To boost morale at the camps, his family brought a carload of Nutella to distribute to the refugees.
Inspired to help the victims of the Turkey quake, he collected refugee children’s art and sold them as post cards when he returned to Davis.
Now, Gunel hopes to sell the same cards to raise money for victims of the Haiti earthquake. He raised $1,000 at Davis Senior High for Turkish victims. Since Jan. 12, Gunel has raised $200 for Haiti, half of which came from his own wallet.
“I needed a new watch and wanted one with fancy gadgets, but then the earthquake in Haiti happened, so I bought a Timex and contributed the rest,” Gunel said.
According to the UC Newsroom, UCLA and UCSF sent medical personnel to Haiti to help relief agencies and UCSD was the only university to raise money through a campus-wide relief effort.
By Jan. 15, three days after the Haiti quake struck, students at UCSD raised over $6,000 and 200,000 people attended a vigil held on the campus.

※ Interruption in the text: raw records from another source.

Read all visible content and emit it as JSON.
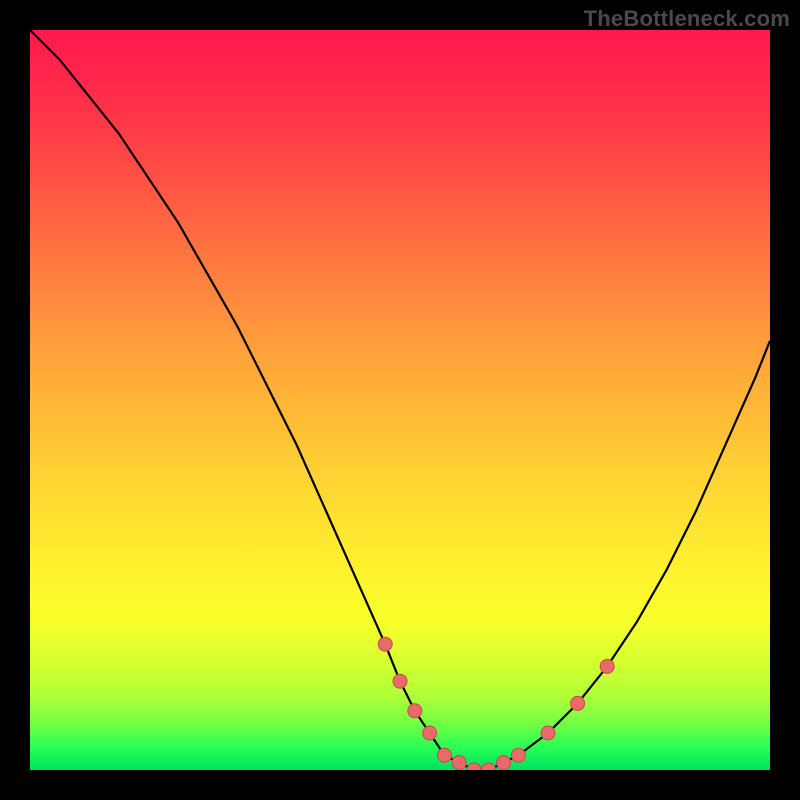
{
  "watermark": "TheBottleneck.com",
  "colors": {
    "frame_bg": "#000000",
    "curve": "#000000",
    "marker_fill": "#e86a6a",
    "marker_stroke": "#c84a4a",
    "gradient_top": "#ff1a4d",
    "gradient_bottom": "#00e060"
  },
  "chart_data": {
    "type": "line",
    "title": "",
    "xlabel": "",
    "ylabel": "",
    "xlim": [
      0,
      100
    ],
    "ylim": [
      0,
      100
    ],
    "curve": {
      "x": [
        0,
        4,
        8,
        12,
        16,
        20,
        24,
        28,
        32,
        36,
        40,
        44,
        48,
        50,
        52,
        54,
        56,
        58,
        60,
        62,
        64,
        66,
        70,
        74,
        78,
        82,
        86,
        90,
        94,
        98,
        100
      ],
      "y": [
        100,
        96,
        91,
        86,
        80,
        74,
        67,
        60,
        52,
        44,
        35,
        26,
        17,
        12,
        8,
        5,
        2,
        1,
        0,
        0,
        1,
        2,
        5,
        9,
        14,
        20,
        27,
        35,
        44,
        53,
        58
      ]
    },
    "markers": {
      "x": [
        48,
        50,
        52,
        54,
        56,
        58,
        60,
        62,
        64,
        66,
        70,
        74,
        78
      ],
      "y": [
        17,
        12,
        8,
        5,
        2,
        1,
        0,
        0,
        1,
        2,
        5,
        9,
        14
      ]
    }
  }
}
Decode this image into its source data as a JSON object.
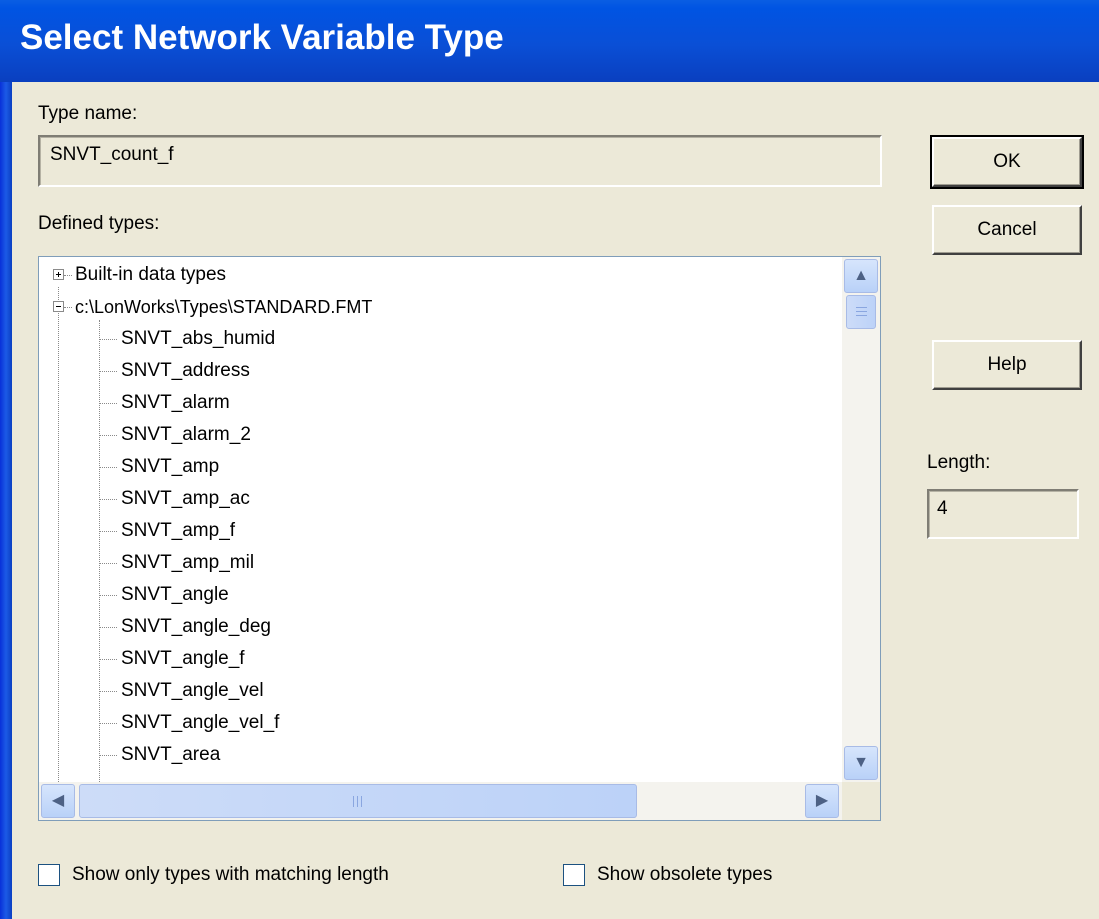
{
  "window": {
    "title": "Select Network Variable Type"
  },
  "type_name": {
    "label": "Type name:",
    "value": "SNVT_count_f"
  },
  "defined_types": {
    "label": "Defined types:",
    "root_items": [
      {
        "label": "Built-in data types",
        "expanded": false
      },
      {
        "label": "c:\\LonWorks\\Types\\STANDARD.FMT",
        "expanded": true
      }
    ],
    "children": [
      "SNVT_abs_humid",
      "SNVT_address",
      "SNVT_alarm",
      "SNVT_alarm_2",
      "SNVT_amp",
      "SNVT_amp_ac",
      "SNVT_amp_f",
      "SNVT_amp_mil",
      "SNVT_angle",
      "SNVT_angle_deg",
      "SNVT_angle_f",
      "SNVT_angle_vel",
      "SNVT_angle_vel_f",
      "SNVT_area"
    ]
  },
  "buttons": {
    "ok": "OK",
    "cancel": "Cancel",
    "help": "Help"
  },
  "length": {
    "label": "Length:",
    "value": "4"
  },
  "options": {
    "matching_length": {
      "label": "Show only types with matching length",
      "checked": false
    },
    "obsolete": {
      "label": "Show obsolete types",
      "checked": false
    }
  },
  "icons": {
    "scroll_up": "▲",
    "scroll_down": "▼",
    "scroll_left": "◀",
    "scroll_right": "▶"
  }
}
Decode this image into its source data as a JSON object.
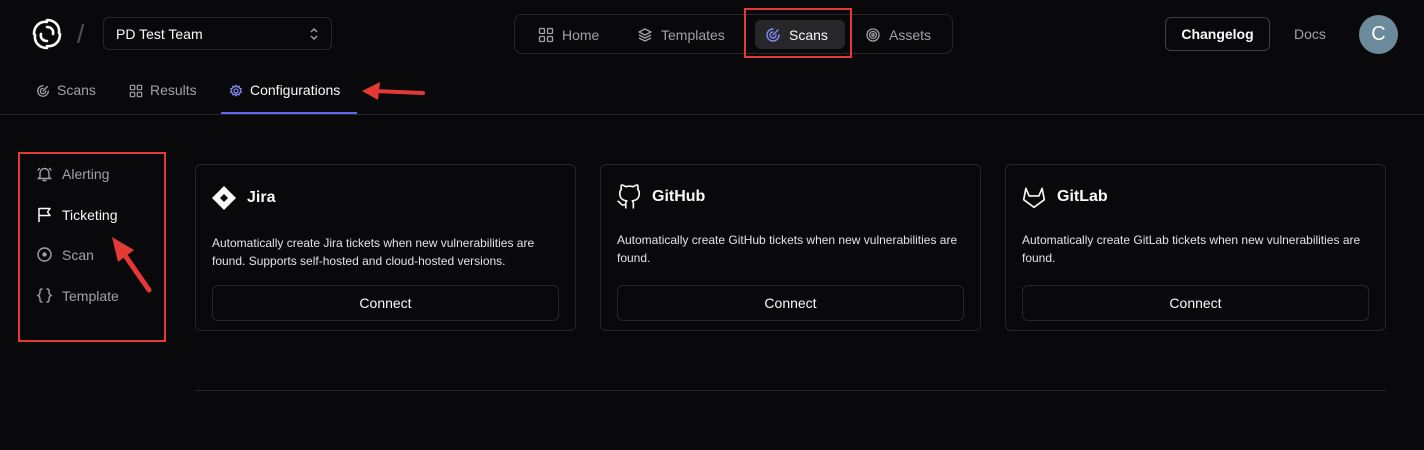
{
  "header": {
    "team_select": {
      "value": "PD Test Team"
    },
    "nav": [
      {
        "label": "Home",
        "icon": "grid-icon"
      },
      {
        "label": "Templates",
        "icon": "layers-icon"
      },
      {
        "label": "Scans",
        "icon": "radar-icon",
        "active": true
      },
      {
        "label": "Assets",
        "icon": "target-icon"
      }
    ],
    "changelog_label": "Changelog",
    "docs_label": "Docs",
    "avatar_initial": "C"
  },
  "subtabs": [
    {
      "label": "Scans",
      "icon": "radar-icon"
    },
    {
      "label": "Results",
      "icon": "results-icon"
    },
    {
      "label": "Configurations",
      "icon": "gear-icon",
      "active": true
    }
  ],
  "sidebar": {
    "items": [
      {
        "label": "Alerting",
        "icon": "bell-icon"
      },
      {
        "label": "Ticketing",
        "icon": "flag-icon",
        "active": true
      },
      {
        "label": "Scan",
        "icon": "scan-circle-icon"
      },
      {
        "label": "Template",
        "icon": "braces-icon"
      }
    ]
  },
  "integrations": [
    {
      "title": "Jira",
      "icon": "jira-icon",
      "description": "Automatically create Jira tickets when new vulnerabilities are found. Supports self-hosted and cloud-hosted versions.",
      "button": "Connect"
    },
    {
      "title": "GitHub",
      "icon": "github-icon",
      "description": "Automatically create GitHub tickets when new vulnerabilities are found.",
      "button": "Connect"
    },
    {
      "title": "GitLab",
      "icon": "gitlab-icon",
      "description": "Automatically create GitLab tickets when new vulnerabilities are found.",
      "button": "Connect"
    }
  ],
  "annotation_color": "#e53935",
  "accent_color": "#6366f1"
}
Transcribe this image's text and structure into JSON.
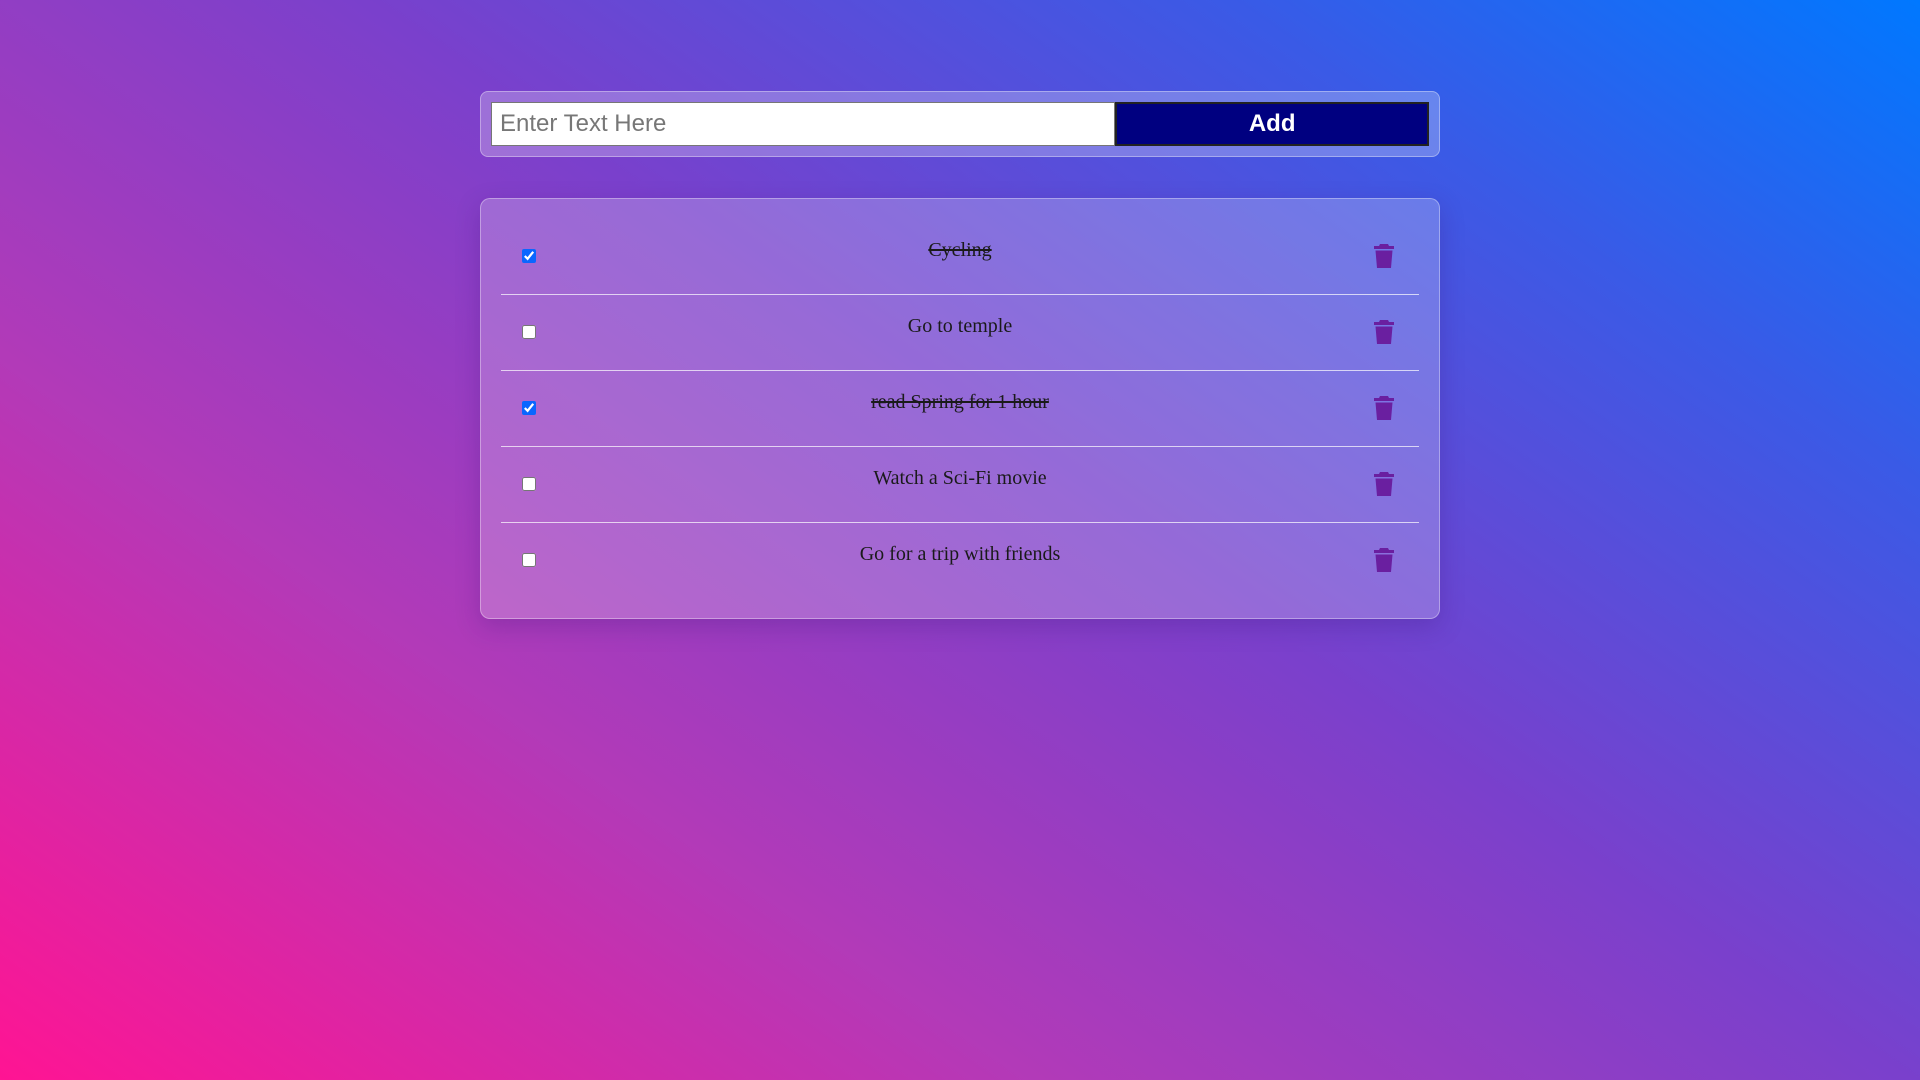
{
  "input": {
    "placeholder": "Enter Text Here",
    "value": ""
  },
  "add_button": {
    "label": "Add",
    "bg_color": "#000080"
  },
  "tasks": [
    {
      "text": "Cycling",
      "done": true
    },
    {
      "text": "Go to temple",
      "done": false
    },
    {
      "text": "read Spring for 1 hour",
      "done": true
    },
    {
      "text": "Watch a Sci-Fi movie",
      "done": false
    },
    {
      "text": "Go for a trip with friends",
      "done": false
    }
  ],
  "icons": {
    "delete": "trash-icon"
  },
  "colors": {
    "trash_icon": "#6a1fa0",
    "gradient_start": "#ff1493",
    "gradient_end": "#0078ff"
  }
}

Although student groups have organized small events, UC Davis has not organized a campus-wide relief effort.
Three local television stations FOX 40, KOVR 1 and KCRA 3 caught wind of his postcard project and interviewed him for their broadcasts. The interviewers focused on the missing grad student in Haiti and the campus’ reaction to it more than on the postcards, Gunel said.
He hopes to give packets of his postcards to student groups on campus, sell them at the beginning of lectures and to get UCD students to break the stereotype of belonging to what he calls an apathetic generation.
Phi Beta Sigma, a community service fraternity, organized a clothing drive for Haiti held in the Memorial Union from Jan. 13-23. “Clothing drives are pretty rare,” said Damonde Hatfield, a fraternity member. “We wanted to do something different.” The fraternity collected a total of three storage boxes and hopes to sell “Hope for Haiti” t-shirts.
While those who sell his cards are welcome to donate the money to a charity of their choosing, he plans to donate his portion to Oxfam and Partners in Health.
Oxfam is an international organization, present in Haiti prior to the earthquake, which aims to reduce poverty. Partners in Health provides health care for the poor with a community based approach.
“The Red Cross does a great job of healing the wounded, but after they leave there will still be 1.5 million homeless victims,” Gunel said.
For more information visit aidconnection.com
GABRIELLE GROW can be reached at firstname.lastname@example.org.